There is no time the collision between brand and reputation becomes more apparent than during a merger or split. What a company says and does during this delicate period of uncertainty can make or break the success of the transition for the near and long term.
This is a snapshot in time. When stakeholders inside and outside the company judge — based on their day-to-day experiences, through their observations, in talking with their managers, in viewing the actions of senior management.
They compare what’s said and presented about the aspired mission, vision, goals— and the stated plan to get there—with the reality of what they see and hear everyday. People “vote” with their experiences, deciding whether they buy the new reality, its viability and the value of getting behind it.
This comes to mind on the heels of a discussion with executives from a company who felt they could manage their transition from the outside in, issuing press releases and setting up briefings for their management with top tier national business media and their industry trades.
Meanwhile, their employees were posting to message boards and conversing on social media sites with their own version of the transition. A conversation external stakeholders heeded more than the neatly packaged narrative put forward by the company’s executives.
There’s no hiding in this environment for companies and their management.
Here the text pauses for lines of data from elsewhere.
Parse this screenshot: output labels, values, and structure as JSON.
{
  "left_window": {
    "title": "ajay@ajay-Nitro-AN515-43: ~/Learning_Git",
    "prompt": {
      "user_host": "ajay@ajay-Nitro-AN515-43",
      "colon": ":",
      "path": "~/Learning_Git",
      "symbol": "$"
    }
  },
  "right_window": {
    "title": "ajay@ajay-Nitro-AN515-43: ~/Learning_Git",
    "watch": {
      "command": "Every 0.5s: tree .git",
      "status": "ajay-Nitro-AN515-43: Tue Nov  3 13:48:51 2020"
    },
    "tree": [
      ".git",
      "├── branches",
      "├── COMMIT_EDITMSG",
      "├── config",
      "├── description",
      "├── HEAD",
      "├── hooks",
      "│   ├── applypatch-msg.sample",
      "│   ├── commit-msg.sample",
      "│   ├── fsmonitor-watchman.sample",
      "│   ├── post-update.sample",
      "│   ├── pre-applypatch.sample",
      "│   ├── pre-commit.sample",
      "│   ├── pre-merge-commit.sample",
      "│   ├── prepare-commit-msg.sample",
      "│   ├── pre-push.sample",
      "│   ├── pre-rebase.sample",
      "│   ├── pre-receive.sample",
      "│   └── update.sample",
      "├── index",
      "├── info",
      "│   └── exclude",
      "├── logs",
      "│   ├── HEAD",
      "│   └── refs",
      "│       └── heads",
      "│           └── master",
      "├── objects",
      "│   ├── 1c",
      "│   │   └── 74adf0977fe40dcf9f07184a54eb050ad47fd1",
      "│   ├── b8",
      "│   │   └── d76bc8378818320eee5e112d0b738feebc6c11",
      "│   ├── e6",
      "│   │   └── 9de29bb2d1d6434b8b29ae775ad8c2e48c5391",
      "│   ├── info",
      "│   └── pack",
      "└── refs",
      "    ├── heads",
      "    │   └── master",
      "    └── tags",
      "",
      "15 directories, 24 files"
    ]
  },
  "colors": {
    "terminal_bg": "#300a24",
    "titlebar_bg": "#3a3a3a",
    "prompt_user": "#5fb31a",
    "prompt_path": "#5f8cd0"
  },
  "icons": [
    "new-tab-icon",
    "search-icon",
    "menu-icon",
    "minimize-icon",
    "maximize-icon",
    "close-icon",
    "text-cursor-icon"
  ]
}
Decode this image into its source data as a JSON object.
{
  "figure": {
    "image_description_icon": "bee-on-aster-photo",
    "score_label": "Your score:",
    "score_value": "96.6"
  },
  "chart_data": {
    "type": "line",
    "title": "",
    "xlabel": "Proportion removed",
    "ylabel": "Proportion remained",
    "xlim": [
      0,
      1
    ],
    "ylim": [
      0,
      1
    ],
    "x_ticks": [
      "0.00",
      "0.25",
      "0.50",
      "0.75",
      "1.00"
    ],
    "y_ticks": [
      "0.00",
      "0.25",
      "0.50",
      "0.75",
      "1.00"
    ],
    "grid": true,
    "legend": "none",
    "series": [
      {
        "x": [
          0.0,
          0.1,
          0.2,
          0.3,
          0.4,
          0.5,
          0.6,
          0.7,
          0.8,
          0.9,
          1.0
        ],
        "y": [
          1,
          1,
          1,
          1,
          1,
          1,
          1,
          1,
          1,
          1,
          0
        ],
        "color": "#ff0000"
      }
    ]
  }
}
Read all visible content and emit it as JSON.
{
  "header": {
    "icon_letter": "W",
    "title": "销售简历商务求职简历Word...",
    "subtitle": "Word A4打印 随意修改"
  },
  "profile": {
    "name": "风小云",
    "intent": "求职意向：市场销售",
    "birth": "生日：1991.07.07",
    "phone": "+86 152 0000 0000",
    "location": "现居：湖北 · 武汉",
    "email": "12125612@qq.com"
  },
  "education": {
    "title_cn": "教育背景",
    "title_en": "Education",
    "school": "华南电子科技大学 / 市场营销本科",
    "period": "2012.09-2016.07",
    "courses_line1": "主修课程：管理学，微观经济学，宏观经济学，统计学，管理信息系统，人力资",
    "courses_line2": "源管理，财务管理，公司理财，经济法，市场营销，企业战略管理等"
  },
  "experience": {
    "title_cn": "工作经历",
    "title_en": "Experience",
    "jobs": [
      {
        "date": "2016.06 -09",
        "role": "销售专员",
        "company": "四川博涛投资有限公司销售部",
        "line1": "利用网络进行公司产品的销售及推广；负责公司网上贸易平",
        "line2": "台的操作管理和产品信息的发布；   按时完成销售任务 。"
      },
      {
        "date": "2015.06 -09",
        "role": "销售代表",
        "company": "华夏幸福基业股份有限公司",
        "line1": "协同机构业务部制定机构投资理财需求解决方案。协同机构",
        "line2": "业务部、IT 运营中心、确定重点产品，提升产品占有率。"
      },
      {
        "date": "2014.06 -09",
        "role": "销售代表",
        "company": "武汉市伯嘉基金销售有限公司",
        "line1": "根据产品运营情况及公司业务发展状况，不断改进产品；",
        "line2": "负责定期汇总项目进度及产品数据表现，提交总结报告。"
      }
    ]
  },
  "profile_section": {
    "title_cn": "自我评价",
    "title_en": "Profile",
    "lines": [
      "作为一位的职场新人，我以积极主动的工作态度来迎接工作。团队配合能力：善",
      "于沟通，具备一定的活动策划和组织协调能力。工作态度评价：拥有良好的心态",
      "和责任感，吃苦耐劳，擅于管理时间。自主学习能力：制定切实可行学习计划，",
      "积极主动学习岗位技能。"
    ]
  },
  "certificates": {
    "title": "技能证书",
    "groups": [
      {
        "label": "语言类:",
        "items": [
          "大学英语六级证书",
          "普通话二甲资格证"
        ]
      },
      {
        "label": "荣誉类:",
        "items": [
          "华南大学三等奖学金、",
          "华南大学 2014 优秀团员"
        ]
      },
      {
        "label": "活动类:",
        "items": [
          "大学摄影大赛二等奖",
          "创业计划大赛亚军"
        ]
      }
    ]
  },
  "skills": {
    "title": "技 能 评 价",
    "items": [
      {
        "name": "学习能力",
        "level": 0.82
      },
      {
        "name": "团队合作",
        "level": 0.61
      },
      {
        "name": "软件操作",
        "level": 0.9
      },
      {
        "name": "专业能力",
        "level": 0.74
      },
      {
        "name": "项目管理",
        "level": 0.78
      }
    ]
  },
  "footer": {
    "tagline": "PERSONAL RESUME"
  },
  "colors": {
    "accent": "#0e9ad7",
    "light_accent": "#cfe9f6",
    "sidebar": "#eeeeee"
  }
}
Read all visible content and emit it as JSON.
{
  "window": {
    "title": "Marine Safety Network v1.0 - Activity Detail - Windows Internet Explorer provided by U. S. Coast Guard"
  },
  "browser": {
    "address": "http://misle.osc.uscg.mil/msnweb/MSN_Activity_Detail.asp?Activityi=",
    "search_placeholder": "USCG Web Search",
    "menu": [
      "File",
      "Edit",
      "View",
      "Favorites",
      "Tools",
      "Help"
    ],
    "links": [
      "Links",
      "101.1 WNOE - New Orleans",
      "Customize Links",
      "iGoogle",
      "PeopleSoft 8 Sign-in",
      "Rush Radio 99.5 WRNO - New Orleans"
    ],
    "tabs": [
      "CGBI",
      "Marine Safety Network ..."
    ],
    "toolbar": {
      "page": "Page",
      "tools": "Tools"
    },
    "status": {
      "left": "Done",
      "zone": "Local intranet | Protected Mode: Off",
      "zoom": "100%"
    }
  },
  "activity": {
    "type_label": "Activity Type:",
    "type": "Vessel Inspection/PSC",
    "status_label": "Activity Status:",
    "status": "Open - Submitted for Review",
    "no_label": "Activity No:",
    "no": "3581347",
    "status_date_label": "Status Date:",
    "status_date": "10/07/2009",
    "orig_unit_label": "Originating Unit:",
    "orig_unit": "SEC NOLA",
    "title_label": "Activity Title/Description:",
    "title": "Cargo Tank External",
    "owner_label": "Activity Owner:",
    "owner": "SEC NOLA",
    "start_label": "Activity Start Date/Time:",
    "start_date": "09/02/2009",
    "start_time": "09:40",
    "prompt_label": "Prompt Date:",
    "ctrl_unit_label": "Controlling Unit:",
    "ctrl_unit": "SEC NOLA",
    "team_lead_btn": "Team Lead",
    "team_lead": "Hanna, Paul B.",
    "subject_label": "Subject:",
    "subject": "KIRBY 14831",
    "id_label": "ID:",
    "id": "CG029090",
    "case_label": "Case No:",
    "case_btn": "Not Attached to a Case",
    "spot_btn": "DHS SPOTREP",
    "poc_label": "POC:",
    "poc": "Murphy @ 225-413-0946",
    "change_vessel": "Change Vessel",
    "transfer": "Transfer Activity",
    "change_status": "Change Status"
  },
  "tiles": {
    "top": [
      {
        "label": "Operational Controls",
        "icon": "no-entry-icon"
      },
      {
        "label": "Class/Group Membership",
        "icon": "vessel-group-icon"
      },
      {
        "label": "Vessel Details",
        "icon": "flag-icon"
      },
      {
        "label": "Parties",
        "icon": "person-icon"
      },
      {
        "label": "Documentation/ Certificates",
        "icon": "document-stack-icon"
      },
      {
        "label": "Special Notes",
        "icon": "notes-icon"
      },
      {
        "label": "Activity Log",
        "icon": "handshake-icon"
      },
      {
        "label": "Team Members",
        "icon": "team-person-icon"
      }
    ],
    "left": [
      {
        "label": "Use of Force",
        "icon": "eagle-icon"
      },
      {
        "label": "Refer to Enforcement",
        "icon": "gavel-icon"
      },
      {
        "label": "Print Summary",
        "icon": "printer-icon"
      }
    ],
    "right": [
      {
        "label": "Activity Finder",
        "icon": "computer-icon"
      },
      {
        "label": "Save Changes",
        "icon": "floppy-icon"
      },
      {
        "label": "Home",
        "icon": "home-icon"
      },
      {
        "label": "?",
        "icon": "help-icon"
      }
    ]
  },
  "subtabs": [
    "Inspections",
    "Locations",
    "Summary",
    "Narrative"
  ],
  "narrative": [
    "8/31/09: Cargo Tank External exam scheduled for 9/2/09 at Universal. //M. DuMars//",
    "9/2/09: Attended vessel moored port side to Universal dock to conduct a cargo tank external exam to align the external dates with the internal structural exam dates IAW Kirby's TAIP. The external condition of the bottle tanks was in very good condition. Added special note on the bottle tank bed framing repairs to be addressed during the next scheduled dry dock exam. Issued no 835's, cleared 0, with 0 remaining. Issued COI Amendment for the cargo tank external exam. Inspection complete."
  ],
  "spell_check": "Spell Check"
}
Many, however, do not grasp the inherent risks of inadequate management of authentically engaging their stakeholders – as the example above so ardently represents. If there’s ever a period of time when an organization needs to carry out its convictions to demonstrate its commitment to its stated goals – aligning promise with reality – this is it.
Betsy Neville is FleishmanHillard’s Reputation Practice Lead in North America. You can reach her at email@example.com.